_What to do_
The answer must be every line of the data that holds the word "Validation".

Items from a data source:
* * * * * * *

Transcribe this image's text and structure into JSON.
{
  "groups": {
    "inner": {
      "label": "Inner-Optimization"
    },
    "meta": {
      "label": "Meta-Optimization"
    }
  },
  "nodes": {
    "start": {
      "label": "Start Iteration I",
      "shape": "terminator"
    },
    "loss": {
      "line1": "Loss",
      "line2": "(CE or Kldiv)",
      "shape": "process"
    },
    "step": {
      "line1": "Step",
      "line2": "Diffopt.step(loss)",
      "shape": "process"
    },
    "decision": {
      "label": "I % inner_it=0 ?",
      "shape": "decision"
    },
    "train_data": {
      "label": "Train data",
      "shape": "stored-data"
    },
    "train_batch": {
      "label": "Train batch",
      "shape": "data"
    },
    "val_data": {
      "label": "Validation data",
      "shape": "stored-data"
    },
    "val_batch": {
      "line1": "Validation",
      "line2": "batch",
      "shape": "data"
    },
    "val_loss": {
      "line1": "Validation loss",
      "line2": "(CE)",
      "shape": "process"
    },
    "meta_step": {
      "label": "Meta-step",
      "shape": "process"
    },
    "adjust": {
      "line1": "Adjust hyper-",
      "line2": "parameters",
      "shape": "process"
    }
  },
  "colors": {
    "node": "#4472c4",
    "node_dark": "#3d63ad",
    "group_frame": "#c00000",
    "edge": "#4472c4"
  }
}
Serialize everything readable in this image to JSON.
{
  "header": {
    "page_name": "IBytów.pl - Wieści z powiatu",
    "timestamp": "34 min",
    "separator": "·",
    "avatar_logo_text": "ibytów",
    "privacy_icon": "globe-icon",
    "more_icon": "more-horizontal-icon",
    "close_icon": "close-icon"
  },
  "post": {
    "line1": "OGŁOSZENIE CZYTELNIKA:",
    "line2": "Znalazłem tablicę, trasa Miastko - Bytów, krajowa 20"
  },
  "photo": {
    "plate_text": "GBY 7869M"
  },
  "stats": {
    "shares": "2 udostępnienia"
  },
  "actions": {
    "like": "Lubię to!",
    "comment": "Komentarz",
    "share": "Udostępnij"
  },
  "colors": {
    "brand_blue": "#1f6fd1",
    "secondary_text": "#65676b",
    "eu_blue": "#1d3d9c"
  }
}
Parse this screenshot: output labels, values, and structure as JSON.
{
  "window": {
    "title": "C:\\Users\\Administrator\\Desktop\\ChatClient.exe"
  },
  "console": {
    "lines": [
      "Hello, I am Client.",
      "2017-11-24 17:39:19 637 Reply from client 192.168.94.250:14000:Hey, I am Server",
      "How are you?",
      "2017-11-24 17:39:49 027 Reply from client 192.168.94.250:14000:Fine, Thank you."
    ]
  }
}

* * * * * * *

_Task output_
      "label": "Validation data",
      "line1": "Validation",
      "line1": "Validation loss",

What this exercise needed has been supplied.